WHAT YOU WILL DO: Copy out every record precisely.

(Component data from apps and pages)
········
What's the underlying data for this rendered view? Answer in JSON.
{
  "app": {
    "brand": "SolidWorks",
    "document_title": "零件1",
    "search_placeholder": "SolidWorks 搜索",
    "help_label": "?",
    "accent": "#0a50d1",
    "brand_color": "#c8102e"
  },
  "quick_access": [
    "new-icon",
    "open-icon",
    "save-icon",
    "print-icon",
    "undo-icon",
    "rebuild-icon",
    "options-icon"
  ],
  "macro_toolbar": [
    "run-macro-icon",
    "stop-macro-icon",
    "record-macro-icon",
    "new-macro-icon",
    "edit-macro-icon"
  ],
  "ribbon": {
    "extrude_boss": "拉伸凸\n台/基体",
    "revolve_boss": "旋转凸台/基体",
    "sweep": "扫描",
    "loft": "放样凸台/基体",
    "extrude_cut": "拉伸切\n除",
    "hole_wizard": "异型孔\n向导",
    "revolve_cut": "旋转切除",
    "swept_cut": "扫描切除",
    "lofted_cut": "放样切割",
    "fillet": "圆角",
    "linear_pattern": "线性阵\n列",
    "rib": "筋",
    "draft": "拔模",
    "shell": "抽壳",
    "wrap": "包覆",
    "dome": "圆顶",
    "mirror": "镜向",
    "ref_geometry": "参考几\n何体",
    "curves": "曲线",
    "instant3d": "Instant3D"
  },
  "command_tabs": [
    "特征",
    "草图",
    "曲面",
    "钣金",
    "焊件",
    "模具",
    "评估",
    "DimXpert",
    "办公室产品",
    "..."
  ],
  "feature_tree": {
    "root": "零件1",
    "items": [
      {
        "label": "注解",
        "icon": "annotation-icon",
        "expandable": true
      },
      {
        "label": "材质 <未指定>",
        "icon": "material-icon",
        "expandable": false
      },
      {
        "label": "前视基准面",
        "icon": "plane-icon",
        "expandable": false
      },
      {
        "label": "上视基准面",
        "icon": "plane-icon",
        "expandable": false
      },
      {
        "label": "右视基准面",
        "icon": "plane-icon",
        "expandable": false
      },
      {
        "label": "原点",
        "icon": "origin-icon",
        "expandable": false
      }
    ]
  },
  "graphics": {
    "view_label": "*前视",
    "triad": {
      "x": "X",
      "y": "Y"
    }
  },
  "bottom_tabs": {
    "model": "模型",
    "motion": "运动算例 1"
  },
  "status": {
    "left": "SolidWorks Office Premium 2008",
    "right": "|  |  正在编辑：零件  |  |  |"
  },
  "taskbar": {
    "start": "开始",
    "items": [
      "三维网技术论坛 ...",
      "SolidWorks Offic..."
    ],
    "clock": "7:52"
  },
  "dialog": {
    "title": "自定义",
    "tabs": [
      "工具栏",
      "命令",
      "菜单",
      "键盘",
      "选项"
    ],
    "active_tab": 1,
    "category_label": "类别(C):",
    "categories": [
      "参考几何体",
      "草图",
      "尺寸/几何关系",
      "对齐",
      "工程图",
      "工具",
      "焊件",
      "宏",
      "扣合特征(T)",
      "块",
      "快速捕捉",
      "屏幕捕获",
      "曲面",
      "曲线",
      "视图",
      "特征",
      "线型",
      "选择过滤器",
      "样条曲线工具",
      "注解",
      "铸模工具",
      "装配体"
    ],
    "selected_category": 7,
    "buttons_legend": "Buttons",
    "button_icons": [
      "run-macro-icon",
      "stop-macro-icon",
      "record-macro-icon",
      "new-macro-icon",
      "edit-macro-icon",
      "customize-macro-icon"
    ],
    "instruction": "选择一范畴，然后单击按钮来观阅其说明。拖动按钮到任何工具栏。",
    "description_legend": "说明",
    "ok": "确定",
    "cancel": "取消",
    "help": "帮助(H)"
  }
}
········
SOLUTION:
What's the underlying data for this rendered view? Answer in JSON.
{
  "app": {
    "brand": "SolidWorks",
    "document_title": "零件1",
    "search_placeholder": "SolidWorks 搜索",
    "help_label": "?",
    "accent": "#0a50d1",
    "brand_color": "#c8102e"
  },
  "quick_access": [
    "new-icon",
    "open-icon",
    "save-icon",
    "print-icon",
    "undo-icon",
    "rebuild-icon",
    "options-icon"
  ],
  "macro_toolbar": [
    "run-macro-icon",
    "stop-macro-icon",
    "record-macro-icon",
    "new-macro-icon",
    "edit-macro-icon"
  ],
  "ribbon": {
    "extrude_boss": "拉伸凸\n台/基体",
    "revolve_boss": "旋转凸台/基体",
    "sweep": "扫描",
    "loft": "放样凸台/基体",
    "extrude_cut": "拉伸切\n除",
    "hole_wizard": "异型孔\n向导",
    "revolve_cut": "旋转切除",
    "swept_cut": "扫描切除",
    "lofted_cut": "放样切割",
    "fillet": "圆角",
    "linear_pattern": "线性阵\n列",
    "rib": "筋",
    "draft": "拔模",
    "shell": "抽壳",
    "wrap": "包覆",
    "dome": "圆顶",
    "mirror": "镜向",
    "ref_geometry": "参考几\n何体",
    "curves": "曲线",
    "instant3d": "Instant3D"
  },
  "command_tabs": [
    "特征",
    "草图",
    "曲面",
    "钣金",
    "焊件",
    "模具",
    "评估",
    "DimXpert",
    "办公室产品",
    "..."
  ],
  "feature_tree": {
    "root": "零件1",
    "items": [
      {
        "label": "注解",
        "icon": "annotation-icon",
        "expandable": true
      },
      {
        "label": "材质 <未指定>",
        "icon": "material-icon",
        "expandable": false
      },
      {
        "label": "前视基准面",
        "icon": "plane-icon",
        "expandable": false
      },
      {
        "label": "上视基准面",
        "icon": "plane-icon",
        "expandable": false
      },
      {
        "label": "右视基准面",
        "icon": "plane-icon",
        "expandable": false
      },
      {
        "label": "原点",
        "icon": "origin-icon",
        "expandable": false
      }
    ]
  },
  "graphics": {
    "view_label": "*前视",
    "triad": {
      "x": "X",
      "y": "Y"
    }
  },
  "bottom_tabs": {
    "model": "模型",
    "motion": "运动算例 1"
  },
  "status": {
    "left": "SolidWorks Office Premium 2008",
    "right": "|  |  正在编辑：零件  |  |  |"
  },
  "taskbar": {
    "start": "开始",
    "items": [
      "三维网技术论坛 ...",
      "SolidWorks Offic..."
    ],
    "clock": "7:52"
  },
  "dialog": {
    "title": "自定义",
    "tabs": [
      "工具栏",
      "命令",
      "菜单",
      "键盘",
      "选项"
    ],
    "active_tab": 1,
    "category_label": "类别(C):",
    "categories": [
      "参考几何体",
      "草图",
      "尺寸/几何关系",
      "对齐",
      "工程图",
      "工具",
      "焊件",
      "宏",
      "扣合特征(T)",
      "块",
      "快速捕捉",
      "屏幕捕获",
      "曲面",
      "曲线",
      "视图",
      "特征",
      "线型",
      "选择过滤器",
      "样条曲线工具",
      "注解",
      "铸模工具",
      "装配体"
    ],
    "selected_category": 7,
    "buttons_legend": "Buttons",
    "button_icons": [
      "run-macro-icon",
      "stop-macro-icon",
      "record-macro-icon",
      "new-macro-icon",
      "edit-macro-icon",
      "customize-macro-icon"
    ],
    "instruction": "选择一范畴，然后单击按钮来观阅其说明。拖动按钮到任何工具栏。",
    "description_legend": "说明",
    "ok": "确定",
    "cancel": "取消",
    "help": "帮助(H)"
  }
}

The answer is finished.